enhances FSH secretion and induces
steroidogenesis

Inhibin
Produced in ovaries inhibits FSH production
Hormonal control of ovulation
Central control of FSH & LH secretion from the
anterior pituitary resides in GnRH from hypothalamus
Positive & negative feedback responses exist among
estrogen, progesterone, LH & FSH production
A midcycle surge in LH production stimulates a series
of events that culminates in ovulation, with FSH levels
falling thereafter
You would perform an LH level in this phase to
determine if ovulation is happening
Increase Luteinizing hormone will trigger:
Release of estrogen
Formation and growth of ovarian follicle
Release of eggs from the ovaries
Decrease progesterone & estrogen
Ovulation
Formation and growth ovarian follicle
Release of eggs from the ovaries
Menstrual Cycle abnormalities
Amenorrhea
Oligomenorrhea
irregular menstrual bleeding
Cycle lengths excess of 35-40 days
Menorrhagia
Uterine bleeding in excess of 7 days
Hypogonadotropic hypogonadism
Deciciency of FSH & LH, can cause secondary amenorrhea
Hypergonadotropic hypogonadism
Ovarian failure with elevation of FSH concentration
Type 1: Hypothalamic hypogonadism
Hypothalamic amenorrhea (anorexia nervosa,
idiopathic, exercise induced)
Kallmanns syndrome
Isolated gonadotropin deficiency

Type 2: Estrogenic chronic anovulation


Hyperthecosis

Type 3: Hyperthalamic hypogonadism

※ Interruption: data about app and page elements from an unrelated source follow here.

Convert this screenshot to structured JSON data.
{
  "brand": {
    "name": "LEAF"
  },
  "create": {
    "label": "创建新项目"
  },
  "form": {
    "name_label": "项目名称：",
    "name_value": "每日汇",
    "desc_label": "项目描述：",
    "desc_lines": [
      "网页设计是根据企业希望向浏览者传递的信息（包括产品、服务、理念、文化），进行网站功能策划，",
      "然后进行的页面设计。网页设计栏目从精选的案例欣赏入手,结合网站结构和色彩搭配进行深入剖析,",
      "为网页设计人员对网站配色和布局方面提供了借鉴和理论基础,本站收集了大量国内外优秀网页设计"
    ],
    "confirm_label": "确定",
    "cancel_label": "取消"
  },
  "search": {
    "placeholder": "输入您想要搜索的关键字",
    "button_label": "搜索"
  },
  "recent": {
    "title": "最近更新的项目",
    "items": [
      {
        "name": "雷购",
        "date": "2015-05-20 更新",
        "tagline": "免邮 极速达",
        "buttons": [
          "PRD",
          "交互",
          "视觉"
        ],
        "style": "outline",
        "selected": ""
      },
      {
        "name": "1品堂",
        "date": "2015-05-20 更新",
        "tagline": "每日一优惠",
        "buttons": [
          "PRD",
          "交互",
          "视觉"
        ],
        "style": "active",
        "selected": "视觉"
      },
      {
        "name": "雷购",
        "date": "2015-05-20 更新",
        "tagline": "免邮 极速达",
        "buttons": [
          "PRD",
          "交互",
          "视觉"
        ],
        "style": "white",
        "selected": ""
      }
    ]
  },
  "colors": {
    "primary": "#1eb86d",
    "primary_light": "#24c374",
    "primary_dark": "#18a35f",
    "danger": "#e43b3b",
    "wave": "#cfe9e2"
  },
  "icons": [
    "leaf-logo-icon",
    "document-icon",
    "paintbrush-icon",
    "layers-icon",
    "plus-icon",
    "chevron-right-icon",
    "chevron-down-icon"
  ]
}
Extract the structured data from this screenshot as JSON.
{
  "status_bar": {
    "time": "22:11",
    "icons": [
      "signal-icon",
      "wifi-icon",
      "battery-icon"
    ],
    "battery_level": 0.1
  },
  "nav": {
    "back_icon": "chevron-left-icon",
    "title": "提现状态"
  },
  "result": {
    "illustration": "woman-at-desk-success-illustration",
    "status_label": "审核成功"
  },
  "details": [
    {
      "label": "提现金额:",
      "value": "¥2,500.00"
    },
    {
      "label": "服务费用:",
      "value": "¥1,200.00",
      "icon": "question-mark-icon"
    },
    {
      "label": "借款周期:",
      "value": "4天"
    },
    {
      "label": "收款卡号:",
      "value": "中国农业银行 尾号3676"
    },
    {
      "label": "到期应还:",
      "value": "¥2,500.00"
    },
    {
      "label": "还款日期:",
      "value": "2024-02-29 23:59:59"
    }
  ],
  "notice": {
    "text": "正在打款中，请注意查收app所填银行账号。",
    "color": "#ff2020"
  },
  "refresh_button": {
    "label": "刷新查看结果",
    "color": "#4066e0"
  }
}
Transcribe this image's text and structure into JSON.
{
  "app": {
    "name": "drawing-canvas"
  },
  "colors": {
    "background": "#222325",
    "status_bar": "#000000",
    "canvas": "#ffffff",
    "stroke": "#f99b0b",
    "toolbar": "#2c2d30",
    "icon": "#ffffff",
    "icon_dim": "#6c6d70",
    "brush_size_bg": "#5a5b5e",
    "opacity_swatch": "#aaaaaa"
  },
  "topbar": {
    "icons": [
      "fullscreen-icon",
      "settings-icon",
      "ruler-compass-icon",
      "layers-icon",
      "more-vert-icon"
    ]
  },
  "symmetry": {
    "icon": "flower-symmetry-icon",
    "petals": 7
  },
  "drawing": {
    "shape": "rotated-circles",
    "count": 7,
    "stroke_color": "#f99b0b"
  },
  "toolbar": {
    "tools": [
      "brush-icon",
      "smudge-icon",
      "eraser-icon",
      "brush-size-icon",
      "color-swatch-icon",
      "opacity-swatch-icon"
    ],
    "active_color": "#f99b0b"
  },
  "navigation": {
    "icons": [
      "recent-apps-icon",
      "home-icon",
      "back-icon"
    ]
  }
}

Premature ovarian failure
Turners syndrome
Placenta
Human placental lactogen
placental glycoprotein hormone with physiologic
effects similar to LH
Produced by placenta & measured in urine, serum,
amniotic fluid
It stimulates development of mammary gland
Important in diagnoses of intrauterine growth
retardation
Potent lactogenic properties.
Secretes estrogen, progesterone & b-HCG
Human chorionic gonadotropin
Produced by trophoblast cells of placenta during
pregnancy
It serves to maintain progesterone production by the
corpus luteum in the early pregnancy
HCG beta subunit (similar to LH) marker for
pregnancy
Increase in 1st trimester, decrease in 2nd & 3rd
Tumor marker for testicular carcinoma in males